[Start of section]

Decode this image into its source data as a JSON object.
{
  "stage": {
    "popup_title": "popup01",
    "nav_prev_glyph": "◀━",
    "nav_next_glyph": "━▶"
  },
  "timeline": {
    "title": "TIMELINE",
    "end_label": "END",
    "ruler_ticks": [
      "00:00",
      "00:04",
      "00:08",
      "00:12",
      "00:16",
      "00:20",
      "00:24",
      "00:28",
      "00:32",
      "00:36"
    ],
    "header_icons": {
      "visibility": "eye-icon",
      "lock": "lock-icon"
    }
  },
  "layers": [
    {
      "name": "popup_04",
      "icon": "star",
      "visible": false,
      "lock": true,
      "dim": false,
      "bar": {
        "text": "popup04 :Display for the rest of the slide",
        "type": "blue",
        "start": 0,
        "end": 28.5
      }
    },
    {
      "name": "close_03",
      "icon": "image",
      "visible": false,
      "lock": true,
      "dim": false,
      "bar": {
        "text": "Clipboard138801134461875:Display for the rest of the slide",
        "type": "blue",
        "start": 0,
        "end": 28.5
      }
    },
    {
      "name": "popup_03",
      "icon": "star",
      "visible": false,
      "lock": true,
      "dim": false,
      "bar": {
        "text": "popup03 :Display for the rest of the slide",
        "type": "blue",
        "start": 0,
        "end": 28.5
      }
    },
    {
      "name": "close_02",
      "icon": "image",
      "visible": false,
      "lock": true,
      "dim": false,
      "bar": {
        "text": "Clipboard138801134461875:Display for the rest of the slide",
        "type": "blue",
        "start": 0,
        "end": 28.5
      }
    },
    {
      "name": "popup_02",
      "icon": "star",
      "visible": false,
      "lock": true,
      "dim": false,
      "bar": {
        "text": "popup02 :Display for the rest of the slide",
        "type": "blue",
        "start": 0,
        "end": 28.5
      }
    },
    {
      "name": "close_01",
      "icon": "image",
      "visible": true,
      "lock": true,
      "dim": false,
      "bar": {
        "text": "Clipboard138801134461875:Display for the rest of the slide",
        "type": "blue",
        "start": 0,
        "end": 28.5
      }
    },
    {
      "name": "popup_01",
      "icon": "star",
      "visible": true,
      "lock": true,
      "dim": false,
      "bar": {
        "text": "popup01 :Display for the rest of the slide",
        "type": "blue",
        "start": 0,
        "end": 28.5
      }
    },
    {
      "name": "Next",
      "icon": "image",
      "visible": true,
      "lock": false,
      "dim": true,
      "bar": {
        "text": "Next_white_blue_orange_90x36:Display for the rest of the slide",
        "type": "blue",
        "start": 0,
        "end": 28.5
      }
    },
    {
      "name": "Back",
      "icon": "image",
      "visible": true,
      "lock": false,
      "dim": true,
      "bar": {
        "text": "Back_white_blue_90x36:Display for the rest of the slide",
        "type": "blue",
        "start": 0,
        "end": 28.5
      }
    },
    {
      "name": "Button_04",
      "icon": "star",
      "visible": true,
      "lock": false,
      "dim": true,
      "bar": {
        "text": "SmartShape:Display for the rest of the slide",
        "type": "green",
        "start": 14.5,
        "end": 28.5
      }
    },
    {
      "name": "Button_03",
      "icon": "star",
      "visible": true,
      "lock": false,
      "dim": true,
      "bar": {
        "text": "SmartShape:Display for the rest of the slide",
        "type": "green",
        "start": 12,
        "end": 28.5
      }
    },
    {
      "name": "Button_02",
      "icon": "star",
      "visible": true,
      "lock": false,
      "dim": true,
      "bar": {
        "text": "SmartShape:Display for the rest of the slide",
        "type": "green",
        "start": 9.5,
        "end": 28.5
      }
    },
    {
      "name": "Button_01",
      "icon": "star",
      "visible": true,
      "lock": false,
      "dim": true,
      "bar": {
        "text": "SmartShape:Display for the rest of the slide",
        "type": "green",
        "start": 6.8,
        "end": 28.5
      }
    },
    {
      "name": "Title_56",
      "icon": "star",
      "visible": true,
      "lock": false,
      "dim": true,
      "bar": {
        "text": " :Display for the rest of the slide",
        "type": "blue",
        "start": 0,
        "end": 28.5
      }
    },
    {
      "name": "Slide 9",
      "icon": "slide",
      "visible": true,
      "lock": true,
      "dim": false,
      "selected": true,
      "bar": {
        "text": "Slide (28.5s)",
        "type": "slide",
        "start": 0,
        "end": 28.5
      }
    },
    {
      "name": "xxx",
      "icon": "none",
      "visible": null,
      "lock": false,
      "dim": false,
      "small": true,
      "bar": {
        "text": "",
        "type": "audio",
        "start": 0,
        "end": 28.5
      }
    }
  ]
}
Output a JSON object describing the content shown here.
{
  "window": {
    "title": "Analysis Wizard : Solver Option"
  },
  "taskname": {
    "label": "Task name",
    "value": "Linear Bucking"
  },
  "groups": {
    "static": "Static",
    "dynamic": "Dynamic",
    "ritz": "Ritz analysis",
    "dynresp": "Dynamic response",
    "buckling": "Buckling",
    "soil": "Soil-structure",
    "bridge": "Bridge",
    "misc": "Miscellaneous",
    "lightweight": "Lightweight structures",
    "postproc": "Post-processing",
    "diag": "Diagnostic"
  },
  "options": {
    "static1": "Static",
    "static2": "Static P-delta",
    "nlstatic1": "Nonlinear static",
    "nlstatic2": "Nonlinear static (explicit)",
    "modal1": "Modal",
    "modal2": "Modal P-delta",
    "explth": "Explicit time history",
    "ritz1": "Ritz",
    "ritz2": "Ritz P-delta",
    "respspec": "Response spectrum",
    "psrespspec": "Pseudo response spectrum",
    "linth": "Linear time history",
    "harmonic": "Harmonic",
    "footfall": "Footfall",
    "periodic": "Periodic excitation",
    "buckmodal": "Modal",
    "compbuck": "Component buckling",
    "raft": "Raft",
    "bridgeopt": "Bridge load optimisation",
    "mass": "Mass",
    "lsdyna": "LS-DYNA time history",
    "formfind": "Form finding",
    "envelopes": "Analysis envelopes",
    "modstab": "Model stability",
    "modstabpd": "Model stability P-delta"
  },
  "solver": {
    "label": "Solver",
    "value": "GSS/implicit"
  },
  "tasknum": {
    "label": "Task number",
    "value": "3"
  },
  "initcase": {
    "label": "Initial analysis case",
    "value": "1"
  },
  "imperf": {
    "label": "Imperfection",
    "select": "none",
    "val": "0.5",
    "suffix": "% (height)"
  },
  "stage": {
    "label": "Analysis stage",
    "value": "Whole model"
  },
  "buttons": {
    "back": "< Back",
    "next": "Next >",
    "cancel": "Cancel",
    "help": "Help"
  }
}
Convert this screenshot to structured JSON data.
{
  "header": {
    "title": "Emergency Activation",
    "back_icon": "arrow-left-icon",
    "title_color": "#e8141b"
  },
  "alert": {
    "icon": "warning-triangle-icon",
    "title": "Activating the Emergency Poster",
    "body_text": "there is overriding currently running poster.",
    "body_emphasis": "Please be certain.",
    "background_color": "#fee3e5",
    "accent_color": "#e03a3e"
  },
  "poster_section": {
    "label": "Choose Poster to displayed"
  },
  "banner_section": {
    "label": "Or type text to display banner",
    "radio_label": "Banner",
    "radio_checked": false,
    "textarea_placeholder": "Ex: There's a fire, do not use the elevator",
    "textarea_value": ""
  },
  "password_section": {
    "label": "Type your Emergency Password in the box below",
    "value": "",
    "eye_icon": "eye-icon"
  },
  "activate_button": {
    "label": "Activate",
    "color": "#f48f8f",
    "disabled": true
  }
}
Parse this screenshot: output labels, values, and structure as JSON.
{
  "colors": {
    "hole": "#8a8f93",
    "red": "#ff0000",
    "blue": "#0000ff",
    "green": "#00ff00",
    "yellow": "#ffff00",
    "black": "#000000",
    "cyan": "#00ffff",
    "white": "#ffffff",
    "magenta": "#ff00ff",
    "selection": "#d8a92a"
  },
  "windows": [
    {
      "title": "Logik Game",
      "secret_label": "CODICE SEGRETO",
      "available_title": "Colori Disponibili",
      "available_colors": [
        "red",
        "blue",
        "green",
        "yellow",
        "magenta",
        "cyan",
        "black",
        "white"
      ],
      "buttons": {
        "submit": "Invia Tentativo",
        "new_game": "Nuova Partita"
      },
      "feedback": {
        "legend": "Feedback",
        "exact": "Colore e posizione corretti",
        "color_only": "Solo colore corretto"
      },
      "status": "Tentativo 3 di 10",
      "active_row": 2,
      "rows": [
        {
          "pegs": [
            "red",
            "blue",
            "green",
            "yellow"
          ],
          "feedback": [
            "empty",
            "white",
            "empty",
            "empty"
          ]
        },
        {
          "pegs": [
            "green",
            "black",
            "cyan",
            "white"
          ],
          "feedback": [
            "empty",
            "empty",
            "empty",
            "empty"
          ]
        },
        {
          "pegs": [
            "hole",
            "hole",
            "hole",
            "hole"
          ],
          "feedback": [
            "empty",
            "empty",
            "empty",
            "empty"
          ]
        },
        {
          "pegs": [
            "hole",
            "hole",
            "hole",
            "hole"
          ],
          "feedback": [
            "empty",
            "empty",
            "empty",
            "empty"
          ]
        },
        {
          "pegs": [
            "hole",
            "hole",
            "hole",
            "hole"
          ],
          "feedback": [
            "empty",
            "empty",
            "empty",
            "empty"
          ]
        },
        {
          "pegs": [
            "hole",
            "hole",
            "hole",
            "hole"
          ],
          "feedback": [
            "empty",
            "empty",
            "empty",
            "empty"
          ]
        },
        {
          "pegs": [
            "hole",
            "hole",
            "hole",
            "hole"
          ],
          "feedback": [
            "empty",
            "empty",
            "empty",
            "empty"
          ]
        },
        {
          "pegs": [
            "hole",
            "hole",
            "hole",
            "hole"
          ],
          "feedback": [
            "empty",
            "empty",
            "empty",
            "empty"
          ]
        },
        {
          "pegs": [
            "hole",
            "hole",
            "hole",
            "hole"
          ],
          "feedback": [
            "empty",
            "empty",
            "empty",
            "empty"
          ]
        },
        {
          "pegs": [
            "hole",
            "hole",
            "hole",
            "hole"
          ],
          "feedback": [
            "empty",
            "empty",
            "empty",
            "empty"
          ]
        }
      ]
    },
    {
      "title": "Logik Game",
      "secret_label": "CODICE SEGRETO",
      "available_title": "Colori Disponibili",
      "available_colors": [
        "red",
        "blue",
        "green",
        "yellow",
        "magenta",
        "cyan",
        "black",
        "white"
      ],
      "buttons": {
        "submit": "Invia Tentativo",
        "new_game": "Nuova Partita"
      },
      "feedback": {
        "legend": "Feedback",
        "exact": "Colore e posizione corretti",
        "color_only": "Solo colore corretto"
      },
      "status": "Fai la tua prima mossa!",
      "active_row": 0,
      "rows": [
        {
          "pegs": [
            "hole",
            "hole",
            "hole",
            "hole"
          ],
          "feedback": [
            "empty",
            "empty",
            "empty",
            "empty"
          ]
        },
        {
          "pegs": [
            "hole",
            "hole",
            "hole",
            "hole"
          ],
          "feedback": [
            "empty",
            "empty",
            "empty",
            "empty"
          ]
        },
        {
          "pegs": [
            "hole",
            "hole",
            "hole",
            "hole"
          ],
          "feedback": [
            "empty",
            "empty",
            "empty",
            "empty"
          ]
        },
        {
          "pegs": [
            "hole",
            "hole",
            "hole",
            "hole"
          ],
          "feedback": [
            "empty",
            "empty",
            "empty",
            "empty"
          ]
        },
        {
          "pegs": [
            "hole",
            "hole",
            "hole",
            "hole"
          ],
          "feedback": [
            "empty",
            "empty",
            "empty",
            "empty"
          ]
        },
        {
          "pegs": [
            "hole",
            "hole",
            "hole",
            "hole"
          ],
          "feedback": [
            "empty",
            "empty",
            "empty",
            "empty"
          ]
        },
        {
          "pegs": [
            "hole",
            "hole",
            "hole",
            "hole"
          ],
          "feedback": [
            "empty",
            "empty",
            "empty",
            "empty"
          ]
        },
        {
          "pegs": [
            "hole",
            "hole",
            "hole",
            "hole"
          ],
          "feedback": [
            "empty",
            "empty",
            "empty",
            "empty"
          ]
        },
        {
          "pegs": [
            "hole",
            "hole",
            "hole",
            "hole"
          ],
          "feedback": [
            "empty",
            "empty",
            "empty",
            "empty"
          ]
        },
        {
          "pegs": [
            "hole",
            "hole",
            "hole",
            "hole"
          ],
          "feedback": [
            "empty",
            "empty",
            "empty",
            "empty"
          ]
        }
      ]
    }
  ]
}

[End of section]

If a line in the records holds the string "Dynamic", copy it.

Response to the exercise:
    "dynamic": "Dynamic",
    "dynresp": "Dynamic response",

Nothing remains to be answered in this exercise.